◆ **Exercise description**
Without changing a word, repeat the data, and include no pictures.

====== Data ======

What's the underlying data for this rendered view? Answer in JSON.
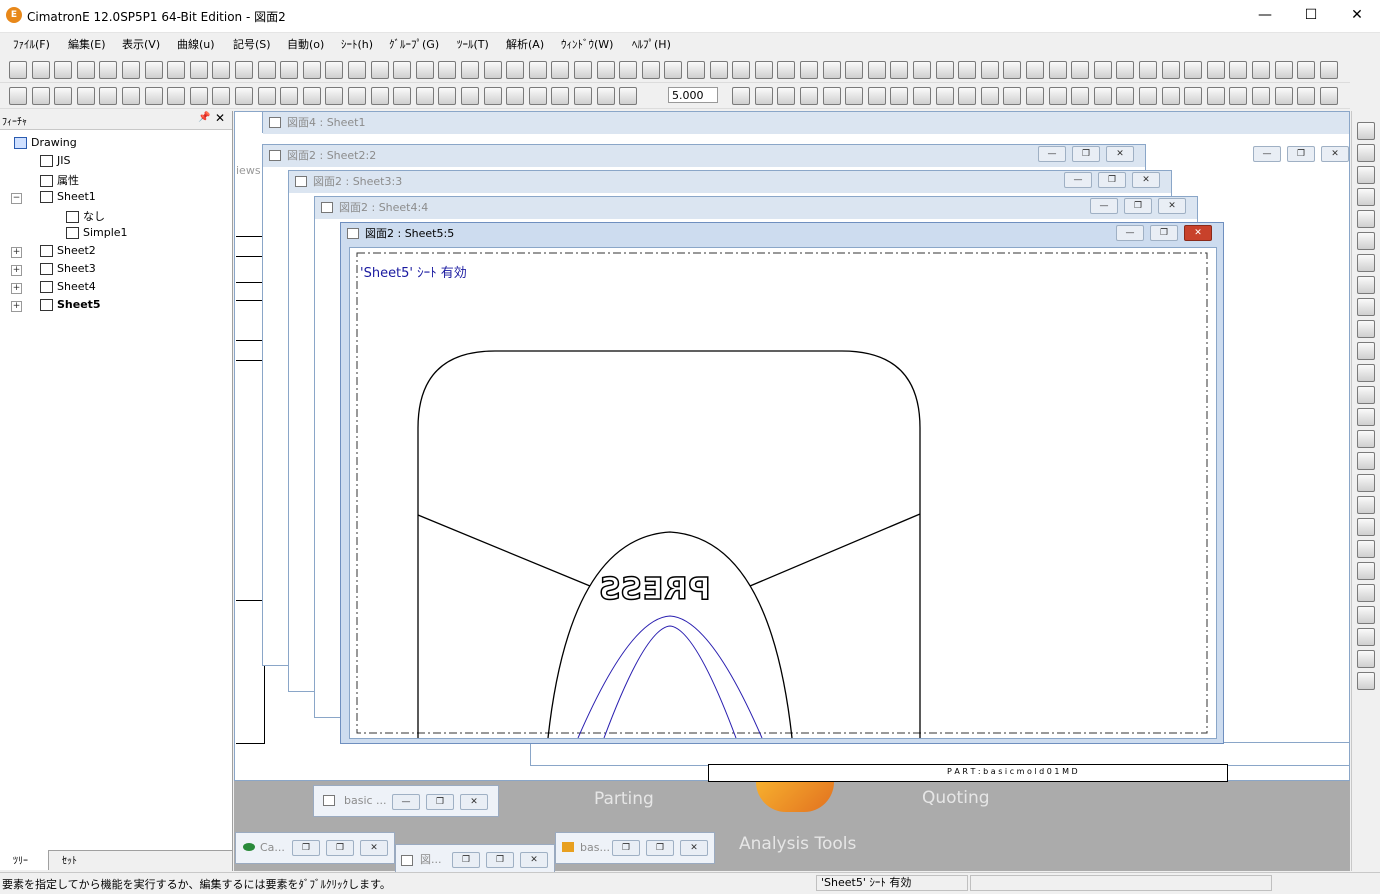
{
  "window": {
    "title": "CimatronE 12.0SP5P1  64-Bit Edition - 図面2",
    "icon_glyph": "E"
  },
  "winctl": {
    "minimize": "—",
    "maximize": "☐",
    "close": "✕"
  },
  "menu": [
    "ﾌｧｲﾙ(F)",
    "編集(E)",
    "表示(V)",
    "曲線(u)",
    "記号(S)",
    "自動(o)",
    "ｼｰﾄ(h)",
    "ｸﾞﾙｰﾌﾟ(G)",
    "ﾂｰﾙ(T)",
    "解析(A)",
    "ｳｨﾝﾄﾞｳ(W)",
    "ﾍﾙﾌﾟ(H)"
  ],
  "toolbar": {
    "scale_value": "5.000"
  },
  "feature_panel": {
    "title": "ﾌｨｰﾁｬ",
    "pin": "📌",
    "close": "✕",
    "tree": [
      {
        "label": "Drawing"
      },
      {
        "label": "JIS"
      },
      {
        "label": "属性"
      },
      {
        "label": "Sheet1"
      },
      {
        "label": "なし"
      },
      {
        "label": "Simple1"
      },
      {
        "label": "Sheet2"
      },
      {
        "label": "Sheet3"
      },
      {
        "label": "Sheet4"
      },
      {
        "label": "Sheet5"
      }
    ],
    "tabs": [
      "ﾂﾘｰ",
      "ｾｯﾄ"
    ]
  },
  "mdi": {
    "sheet_windows": [
      {
        "title": "図面4 : Sheet1"
      },
      {
        "title": "図面2 : Sheet2:2"
      },
      {
        "title": "図面2 : Sheet3:3"
      },
      {
        "title": "図面2 : Sheet4:4"
      },
      {
        "title": "図面2 : Sheet5:5"
      }
    ],
    "sheet_active_note": "'Sheet5' ｼｰﾄ 有効",
    "views_fragment": "iews",
    "part_label": "P A R T : b a s i c m o l d 0 1   M D",
    "drawing_text": "PRESS",
    "buttons": {
      "minimize": "—",
      "restore": "❐",
      "close": "✕"
    },
    "minimized": [
      {
        "title": "basic ..."
      },
      {
        "title": "Ca..."
      },
      {
        "title": "図..."
      },
      {
        "title": "bas..."
      }
    ],
    "banner": {
      "parting": "Parting",
      "quoting": "Quoting",
      "analysis": "Analysis Tools"
    }
  },
  "status": {
    "hint": "要素を指定してから機能を実行するか、編集するには要素をﾀﾞﾌﾞﾙｸﾘｯｸします。",
    "sheet": "'Sheet5' ｼｰﾄ 有効"
  }
}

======

◆ **Reply**
What's the underlying data for this rendered view? Answer in JSON.
{
  "window": {
    "title": "CimatronE 12.0SP5P1  64-Bit Edition - 図面2",
    "icon_glyph": "E"
  },
  "winctl": {
    "minimize": "—",
    "maximize": "☐",
    "close": "✕"
  },
  "menu": [
    "ﾌｧｲﾙ(F)",
    "編集(E)",
    "表示(V)",
    "曲線(u)",
    "記号(S)",
    "自動(o)",
    "ｼｰﾄ(h)",
    "ｸﾞﾙｰﾌﾟ(G)",
    "ﾂｰﾙ(T)",
    "解析(A)",
    "ｳｨﾝﾄﾞｳ(W)",
    "ﾍﾙﾌﾟ(H)"
  ],
  "toolbar": {
    "scale_value": "5.000"
  },
  "feature_panel": {
    "title": "ﾌｨｰﾁｬ",
    "pin": "📌",
    "close": "✕",
    "tree": [
      {
        "label": "Drawing"
      },
      {
        "label": "JIS"
      },
      {
        "label": "属性"
      },
      {
        "label": "Sheet1"
      },
      {
        "label": "なし"
      },
      {
        "label": "Simple1"
      },
      {
        "label": "Sheet2"
      },
      {
        "label": "Sheet3"
      },
      {
        "label": "Sheet4"
      },
      {
        "label": "Sheet5"
      }
    ],
    "tabs": [
      "ﾂﾘｰ",
      "ｾｯﾄ"
    ]
  },
  "mdi": {
    "sheet_windows": [
      {
        "title": "図面4 : Sheet1"
      },
      {
        "title": "図面2 : Sheet2:2"
      },
      {
        "title": "図面2 : Sheet3:3"
      },
      {
        "title": "図面2 : Sheet4:4"
      },
      {
        "title": "図面2 : Sheet5:5"
      }
    ],
    "sheet_active_note": "'Sheet5' ｼｰﾄ 有効",
    "views_fragment": "iews",
    "part_label": "P A R T : b a s i c m o l d 0 1   M D",
    "drawing_text": "PRESS",
    "buttons": {
      "minimize": "—",
      "restore": "❐",
      "close": "✕"
    },
    "minimized": [
      {
        "title": "basic ..."
      },
      {
        "title": "Ca..."
      },
      {
        "title": "図..."
      },
      {
        "title": "bas..."
      }
    ],
    "banner": {
      "parting": "Parting",
      "quoting": "Quoting",
      "analysis": "Analysis Tools"
    }
  },
  "status": {
    "hint": "要素を指定してから機能を実行するか、編集するには要素をﾀﾞﾌﾞﾙｸﾘｯｸします。",
    "sheet": "'Sheet5' ｼｰﾄ 有効"
  }
}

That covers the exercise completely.